Jonathan Kirshner on Hollywood

A bit of a departure from our usual fare – Cornell IPE scholar Jonathan Kirshner has a new book out on Hollywood movies of the 1970s, Hollywood’s Last Golden Age: Politics, Society, and the Seventies Film in America. His main interest is in exploring the relationship between movies such as Point Blank and Chinatown and social and political change at a moment when Hollywood movies were more prepared to explore complex issues than they are today. Unsurprisingly perhaps, the best parts of the book are those that look at the intersection between movies and politics – it is particularly good on the ways in which movies intersected with Nixon’s final years -in Kirshner’s words, “Richard Nixon haunts the seventies film.” Nixon’s decision to invade Cambodia was reportedly fortified by several viewings of the movie Patton, but more important, and explored in different ways in multiple chapters, is the contribution he made to a general feeling of paranoia in Hollywood movies. Kirshner argues that Michael Corleone in The Godfather Part II can be seen as aversion of Nixon – “ruthless, tactically brilliant, but increasingly isolated within an ever smaller circle of intimate advisers.” Obviously, All the President’s Men is Nixonian, but so too The Conversation, which Kirshner sees as in a certain sense “not about Nixon at all, but what the age of Nixon had taken away.” The other themes of the book – sexual politics, changing personal relations and so on are well handled, but it’s the specific political linkages which make the book stand out, integrating detailed discussion of political change with the ways in which these changes were reflected and refracted in the movies. The book is a good companion to e.g. Rick Perlstein’s Nixonland. Recommended.

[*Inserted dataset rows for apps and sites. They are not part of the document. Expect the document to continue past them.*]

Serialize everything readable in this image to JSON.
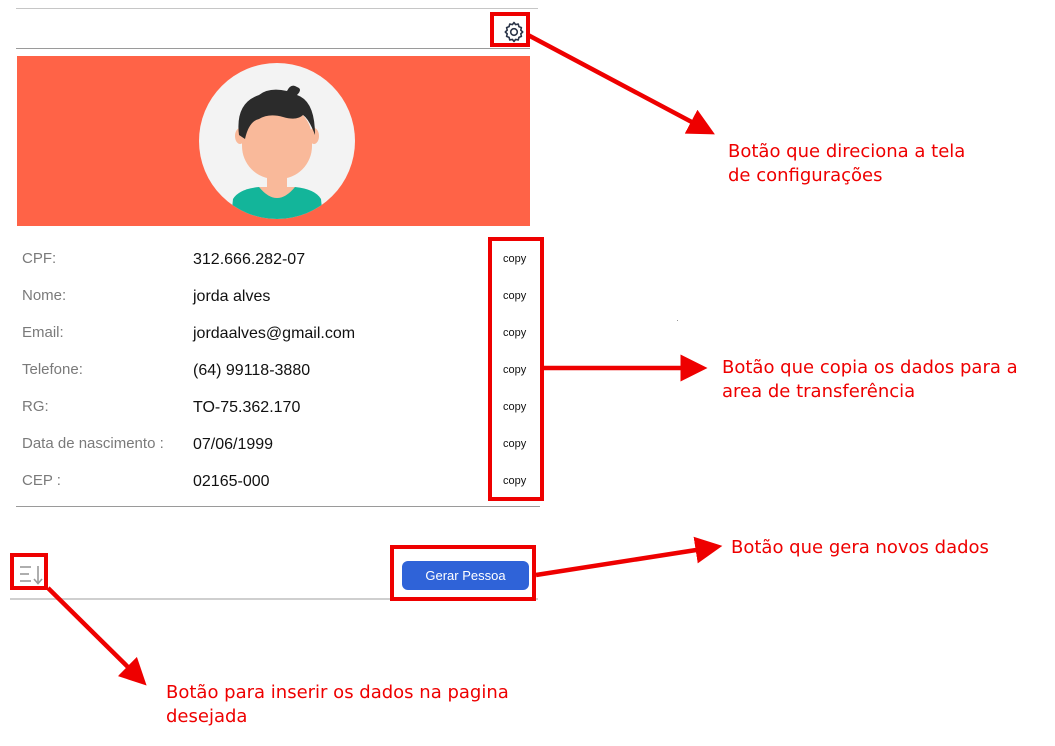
{
  "header": {
    "settings_icon": "gear-icon"
  },
  "profile": {
    "avatar_icon": "user-avatar-icon",
    "banner_color": "#ff6347"
  },
  "fields": [
    {
      "label": "CPF:",
      "value": "312.666.282-07",
      "copy_label": "copy"
    },
    {
      "label": "Nome:",
      "value": "jorda alves",
      "copy_label": "copy"
    },
    {
      "label": "Email:",
      "value": "jordaalves@gmail.com",
      "copy_label": "copy"
    },
    {
      "label": "Telefone:",
      "value": "(64) 99118-3880",
      "copy_label": "copy"
    },
    {
      "label": "RG:",
      "value": "TO-75.362.170",
      "copy_label": "copy"
    },
    {
      "label": "Data de nascimento :",
      "value": "07/06/1999",
      "copy_label": "copy"
    },
    {
      "label": "CEP :",
      "value": "02165-000",
      "copy_label": "copy"
    }
  ],
  "footer": {
    "insert_icon": "list-sort-icon",
    "generate_button_label": "Gerar Pessoa",
    "button_color": "#2f63d8"
  },
  "annotations": {
    "color": "#ee0000",
    "settings": [
      "Botão que direciona a tela",
      "de configurações"
    ],
    "copy": [
      "Botão que copia os dados para a",
      "area de transferência"
    ],
    "generate": [
      "Botão que gera novos dados"
    ],
    "insert": [
      "Botão para inserir os dados na pagina",
      "desejada"
    ]
  }
}
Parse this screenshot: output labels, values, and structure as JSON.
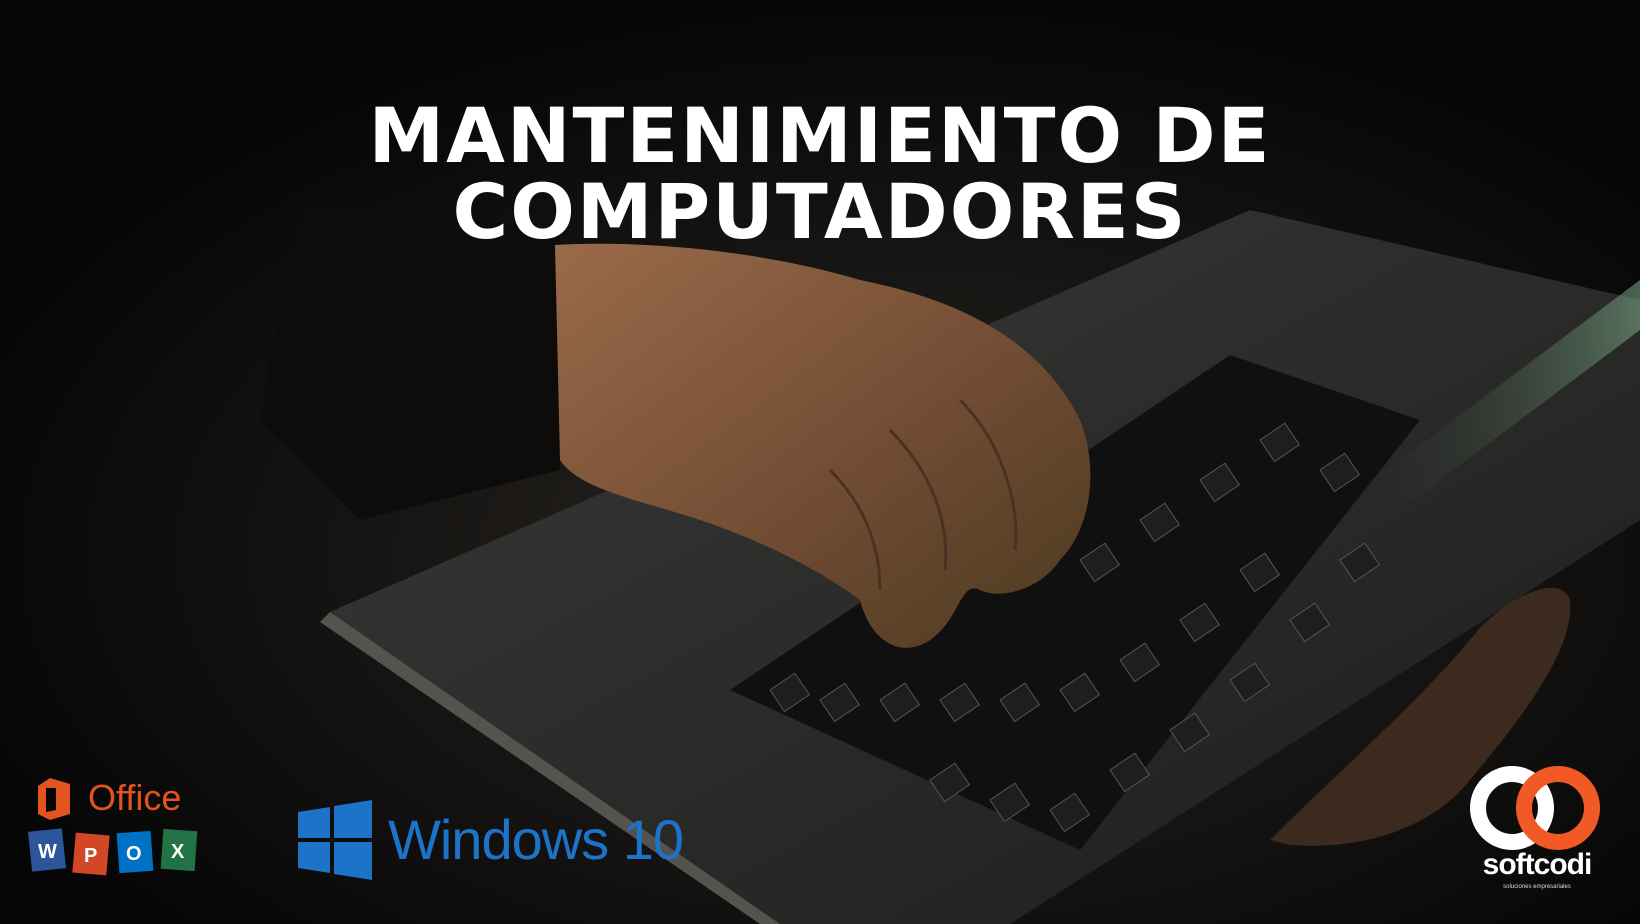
{
  "headline": "MANTENIMIENTO DE COMPUTADORES",
  "logos": {
    "office": {
      "word": "Office",
      "tiles": [
        "W",
        "P",
        "O",
        "X"
      ]
    },
    "windows": {
      "word": "Windows 10"
    },
    "softcodi": {
      "word": "softcodi",
      "tagline": "soluciones empresariales"
    }
  },
  "colors": {
    "office_orange": "#e2531f",
    "windows_blue": "#1c73c8",
    "softcodi_orange": "#f15a24",
    "text": "#ffffff"
  }
}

3 Responses to Jonathan Kirshner on Hollywood

  1. Andrew Gelman May 3, 2013 at 5:40 pm #


    I’m confused. “Point Blank” is from the 60s, not the 70s, right?

  2. Adam Hughes May 3, 2013 at 6:01 pm #

    Thanks for the recommendation. I’m hoping there’s some discussion of Alan J. Pakula’s other films, especially The Parallax View. I think this sequence: is one of the best examples of American political montage ever committed to celluloid. Klute is also a paranoid classic.

    I’m also curious whether Kirschner makes any arguments about the political effects of films – in terms of partisanship, voting behavior, or attitudes. Those would be a lot more interesting to me than instances where narrative films emulate or parallel political events. The really important question might be what films do that journalism does not… I guess I’ll pick up a copy of the book to find out his answer.

  3. Chris Mealy May 3, 2013 at 6:48 pm #

    That’s funny, a few years ago I swore off 1970s movies because they’re all too grim. Even the comedies are depressing. Vietnam and Nixon really were soaked into everything.

    Yes, Jaws and Star Wars were from the 1970s, but they’re really early 1980s movies.